_WORK INSTRUCTIONS:_
Set down the entries once more exactly as they were written.

_WORKING DATA:_
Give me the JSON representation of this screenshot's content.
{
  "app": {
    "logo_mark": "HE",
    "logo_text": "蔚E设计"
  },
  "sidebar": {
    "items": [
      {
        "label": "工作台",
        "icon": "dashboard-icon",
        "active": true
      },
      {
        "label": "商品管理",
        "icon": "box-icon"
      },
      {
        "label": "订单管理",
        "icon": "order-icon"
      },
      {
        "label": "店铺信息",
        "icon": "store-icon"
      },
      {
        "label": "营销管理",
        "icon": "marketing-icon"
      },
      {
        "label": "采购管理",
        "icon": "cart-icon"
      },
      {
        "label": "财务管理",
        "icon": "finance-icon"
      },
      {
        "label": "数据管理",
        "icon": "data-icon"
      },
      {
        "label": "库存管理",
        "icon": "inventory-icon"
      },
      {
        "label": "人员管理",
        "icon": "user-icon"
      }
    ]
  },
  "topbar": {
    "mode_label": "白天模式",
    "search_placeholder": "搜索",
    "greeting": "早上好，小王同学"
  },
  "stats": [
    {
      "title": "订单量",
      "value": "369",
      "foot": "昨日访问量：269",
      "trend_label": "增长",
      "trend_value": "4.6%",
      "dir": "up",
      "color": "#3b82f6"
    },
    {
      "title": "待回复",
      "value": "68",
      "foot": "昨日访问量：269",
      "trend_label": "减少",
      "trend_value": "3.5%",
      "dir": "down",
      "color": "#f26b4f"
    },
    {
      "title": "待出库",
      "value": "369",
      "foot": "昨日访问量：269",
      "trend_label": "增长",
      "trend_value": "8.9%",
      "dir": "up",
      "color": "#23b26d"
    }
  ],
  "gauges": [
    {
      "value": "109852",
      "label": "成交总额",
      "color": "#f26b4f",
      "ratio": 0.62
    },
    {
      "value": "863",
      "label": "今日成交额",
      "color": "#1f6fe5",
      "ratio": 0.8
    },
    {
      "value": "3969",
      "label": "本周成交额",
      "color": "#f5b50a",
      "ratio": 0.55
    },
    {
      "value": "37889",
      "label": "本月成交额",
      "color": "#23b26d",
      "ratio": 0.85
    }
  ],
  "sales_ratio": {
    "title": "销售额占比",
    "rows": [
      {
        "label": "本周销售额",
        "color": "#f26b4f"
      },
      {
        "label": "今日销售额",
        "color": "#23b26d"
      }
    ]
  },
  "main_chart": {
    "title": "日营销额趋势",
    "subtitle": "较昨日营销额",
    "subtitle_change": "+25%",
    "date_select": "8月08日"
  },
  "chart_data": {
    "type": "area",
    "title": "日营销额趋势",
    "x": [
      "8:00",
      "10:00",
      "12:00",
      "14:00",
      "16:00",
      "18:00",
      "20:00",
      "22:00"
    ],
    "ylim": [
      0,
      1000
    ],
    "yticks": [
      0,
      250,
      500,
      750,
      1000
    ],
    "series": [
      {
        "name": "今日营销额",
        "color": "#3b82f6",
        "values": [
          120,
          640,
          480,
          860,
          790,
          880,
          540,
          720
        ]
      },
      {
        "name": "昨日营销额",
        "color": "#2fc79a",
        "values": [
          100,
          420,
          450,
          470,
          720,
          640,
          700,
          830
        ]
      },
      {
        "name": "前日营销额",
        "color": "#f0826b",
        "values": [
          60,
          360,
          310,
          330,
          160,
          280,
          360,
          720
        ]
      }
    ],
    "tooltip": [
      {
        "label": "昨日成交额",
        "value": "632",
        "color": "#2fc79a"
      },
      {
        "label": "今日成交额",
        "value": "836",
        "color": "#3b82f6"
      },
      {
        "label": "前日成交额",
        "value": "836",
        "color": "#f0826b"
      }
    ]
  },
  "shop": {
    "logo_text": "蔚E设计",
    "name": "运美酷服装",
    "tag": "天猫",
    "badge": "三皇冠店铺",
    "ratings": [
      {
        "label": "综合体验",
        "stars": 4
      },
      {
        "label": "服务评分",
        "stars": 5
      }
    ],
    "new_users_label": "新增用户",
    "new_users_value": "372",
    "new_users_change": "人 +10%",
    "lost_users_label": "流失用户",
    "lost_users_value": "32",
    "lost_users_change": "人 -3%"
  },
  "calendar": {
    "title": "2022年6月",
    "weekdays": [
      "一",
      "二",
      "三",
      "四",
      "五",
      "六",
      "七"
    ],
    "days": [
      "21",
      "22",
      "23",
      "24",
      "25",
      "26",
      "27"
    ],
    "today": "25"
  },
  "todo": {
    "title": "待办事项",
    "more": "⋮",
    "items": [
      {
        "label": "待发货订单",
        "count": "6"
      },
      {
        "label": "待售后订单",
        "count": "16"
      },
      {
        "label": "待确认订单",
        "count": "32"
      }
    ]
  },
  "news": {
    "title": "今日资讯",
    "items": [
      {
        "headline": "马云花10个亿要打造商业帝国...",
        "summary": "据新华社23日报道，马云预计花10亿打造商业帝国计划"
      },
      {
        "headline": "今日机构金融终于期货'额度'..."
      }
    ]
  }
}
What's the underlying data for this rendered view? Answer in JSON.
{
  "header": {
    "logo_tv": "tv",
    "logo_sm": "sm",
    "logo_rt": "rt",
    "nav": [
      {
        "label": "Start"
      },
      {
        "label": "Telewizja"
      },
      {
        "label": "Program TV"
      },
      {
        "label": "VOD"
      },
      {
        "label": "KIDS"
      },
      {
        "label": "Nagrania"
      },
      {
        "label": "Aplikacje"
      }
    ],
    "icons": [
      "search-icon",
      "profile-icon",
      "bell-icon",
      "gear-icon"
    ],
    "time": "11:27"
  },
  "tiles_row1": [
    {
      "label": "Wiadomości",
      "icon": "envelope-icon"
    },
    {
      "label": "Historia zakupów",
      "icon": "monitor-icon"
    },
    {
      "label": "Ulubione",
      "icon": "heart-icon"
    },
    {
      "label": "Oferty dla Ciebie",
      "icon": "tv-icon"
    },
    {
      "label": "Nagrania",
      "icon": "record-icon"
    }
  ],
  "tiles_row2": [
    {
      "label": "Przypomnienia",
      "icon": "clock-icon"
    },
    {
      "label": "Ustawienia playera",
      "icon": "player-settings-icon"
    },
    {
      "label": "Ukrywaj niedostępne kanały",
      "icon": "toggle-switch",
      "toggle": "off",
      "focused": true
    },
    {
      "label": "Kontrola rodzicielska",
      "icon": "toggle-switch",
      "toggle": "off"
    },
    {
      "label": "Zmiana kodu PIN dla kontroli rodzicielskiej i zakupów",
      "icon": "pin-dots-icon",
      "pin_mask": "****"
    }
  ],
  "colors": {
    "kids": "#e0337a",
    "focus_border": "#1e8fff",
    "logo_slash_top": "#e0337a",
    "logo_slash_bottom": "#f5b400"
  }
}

_THE ANSWER:_
Give me the JSON representation of this screenshot's content.
{
  "app": {
    "logo_mark": "HE",
    "logo_text": "蔚E设计"
  },
  "sidebar": {
    "items": [
      {
        "label": "工作台",
        "icon": "dashboard-icon",
        "active": true
      },
      {
        "label": "商品管理",
        "icon": "box-icon"
      },
      {
        "label": "订单管理",
        "icon": "order-icon"
      },
      {
        "label": "店铺信息",
        "icon": "store-icon"
      },
      {
        "label": "营销管理",
        "icon": "marketing-icon"
      },
      {
        "label": "采购管理",
        "icon": "cart-icon"
      },
      {
        "label": "财务管理",
        "icon": "finance-icon"
      },
      {
        "label": "数据管理",
        "icon": "data-icon"
      },
      {
        "label": "库存管理",
        "icon": "inventory-icon"
      },
      {
        "label": "人员管理",
        "icon": "user-icon"
      }
    ]
  },
  "topbar": {
    "mode_label": "白天模式",
    "search_placeholder": "搜索",
    "greeting": "早上好，小王同学"
  },
  "stats": [
    {
      "title": "订单量",
      "value": "369",
      "foot": "昨日访问量：269",
      "trend_label": "增长",
      "trend_value": "4.6%",
      "dir": "up",
      "color": "#3b82f6"
    },
    {
      "title": "待回复",
      "value": "68",
      "foot": "昨日访问量：269",
      "trend_label": "减少",
      "trend_value": "3.5%",
      "dir": "down",
      "color": "#f26b4f"
    },
    {
      "title": "待出库",
      "value": "369",
      "foot": "昨日访问量：269",
      "trend_label": "增长",
      "trend_value": "8.9%",
      "dir": "up",
      "color": "#23b26d"
    }
  ],
  "gauges": [
    {
      "value": "109852",
      "label": "成交总额",
      "color": "#f26b4f",
      "ratio": 0.62
    },
    {
      "value": "863",
      "label": "今日成交额",
      "color": "#1f6fe5",
      "ratio": 0.8
    },
    {
      "value": "3969",
      "label": "本周成交额",
      "color": "#f5b50a",
      "ratio": 0.55
    },
    {
      "value": "37889",
      "label": "本月成交额",
      "color": "#23b26d",
      "ratio": 0.85
    }
  ],
  "sales_ratio": {
    "title": "销售额占比",
    "rows": [
      {
        "label": "本周销售额",
        "color": "#f26b4f"
      },
      {
        "label": "今日销售额",
        "color": "#23b26d"
      }
    ]
  },
  "main_chart": {
    "title": "日营销额趋势",
    "subtitle": "较昨日营销额",
    "subtitle_change": "+25%",
    "date_select": "8月08日"
  },
  "chart_data": {
    "type": "area",
    "title": "日营销额趋势",
    "x": [
      "8:00",
      "10:00",
      "12:00",
      "14:00",
      "16:00",
      "18:00",
      "20:00",
      "22:00"
    ],
    "ylim": [
      0,
      1000
    ],
    "yticks": [
      0,
      250,
      500,
      750,
      1000
    ],
    "series": [
      {
        "name": "今日营销额",
        "color": "#3b82f6",
        "values": [
          120,
          640,
          480,
          860,
          790,
          880,
          540,
          720
        ]
      },
      {
        "name": "昨日营销额",
        "color": "#2fc79a",
        "values": [
          100,
          420,
          450,
          470,
          720,
          640,
          700,
          830
        ]
      },
      {
        "name": "前日营销额",
        "color": "#f0826b",
        "values": [
          60,
          360,
          310,
          330,
          160,
          280,
          360,
          720
        ]
      }
    ],
    "tooltip": [
      {
        "label": "昨日成交额",
        "value": "632",
        "color": "#2fc79a"
      },
      {
        "label": "今日成交额",
        "value": "836",
        "color": "#3b82f6"
      },
      {
        "label": "前日成交额",
        "value": "836",
        "color": "#f0826b"
      }
    ]
  },
  "shop": {
    "logo_text": "蔚E设计",
    "name": "运美酷服装",
    "tag": "天猫",
    "badge": "三皇冠店铺",
    "ratings": [
      {
        "label": "综合体验",
        "stars": 4
      },
      {
        "label": "服务评分",
        "stars": 5
      }
    ],
    "new_users_label": "新增用户",
    "new_users_value": "372",
    "new_users_change": "人 +10%",
    "lost_users_label": "流失用户",
    "lost_users_value": "32",
    "lost_users_change": "人 -3%"
  },
  "calendar": {
    "title": "2022年6月",
    "weekdays": [
      "一",
      "二",
      "三",
      "四",
      "五",
      "六",
      "七"
    ],
    "days": [
      "21",
      "22",
      "23",
      "24",
      "25",
      "26",
      "27"
    ],
    "today": "25"
  },
  "todo": {
    "title": "待办事项",
    "more": "⋮",
    "items": [
      {
        "label": "待发货订单",
        "count": "6"
      },
      {
        "label": "待售后订单",
        "count": "16"
      },
      {
        "label": "待确认订单",
        "count": "32"
      }
    ]
  },
  "news": {
    "title": "今日资讯",
    "items": [
      {
        "headline": "马云花10个亿要打造商业帝国...",
        "summary": "据新华社23日报道，马云预计花10亿打造商业帝国计划"
      },
      {
        "headline": "今日机构金融终于期货'额度'..."
      }
    ]
  }
}
What's the underlying data for this rendered view? Answer in JSON.
{
  "header": {
    "logo_tv": "tv",
    "logo_sm": "sm",
    "logo_rt": "rt",
    "nav": [
      {
        "label": "Start"
      },
      {
        "label": "Telewizja"
      },
      {
        "label": "Program TV"
      },
      {
        "label": "VOD"
      },
      {
        "label": "KIDS"
      },
      {
        "label": "Nagrania"
      },
      {
        "label": "Aplikacje"
      }
    ],
    "icons": [
      "search-icon",
      "profile-icon",
      "bell-icon",
      "gear-icon"
    ],
    "time": "11:27"
  },
  "tiles_row1": [
    {
      "label": "Wiadomości",
      "icon": "envelope-icon"
    },
    {
      "label": "Historia zakupów",
      "icon": "monitor-icon"
    },
    {
      "label": "Ulubione",
      "icon": "heart-icon"
    },
    {
      "label": "Oferty dla Ciebie",
      "icon": "tv-icon"
    },
    {
      "label": "Nagrania",
      "icon": "record-icon"
    }
  ],
  "tiles_row2": [
    {
      "label": "Przypomnienia",
      "icon": "clock-icon"
    },
    {
      "label": "Ustawienia playera",
      "icon": "player-settings-icon"
    },
    {
      "label": "Ukrywaj niedostępne kanały",
      "icon": "toggle-switch",
      "toggle": "off",
      "focused": true
    },
    {
      "label": "Kontrola rodzicielska",
      "icon": "toggle-switch",
      "toggle": "off"
    },
    {
      "label": "Zmiana kodu PIN dla kontroli rodzicielskiej i zakupów",
      "icon": "pin-dots-icon",
      "pin_mask": "****"
    }
  ],
  "colors": {
    "kids": "#e0337a",
    "focus_border": "#1e8fff",
    "logo_slash_top": "#e0337a",
    "logo_slash_bottom": "#f5b400"
  }
}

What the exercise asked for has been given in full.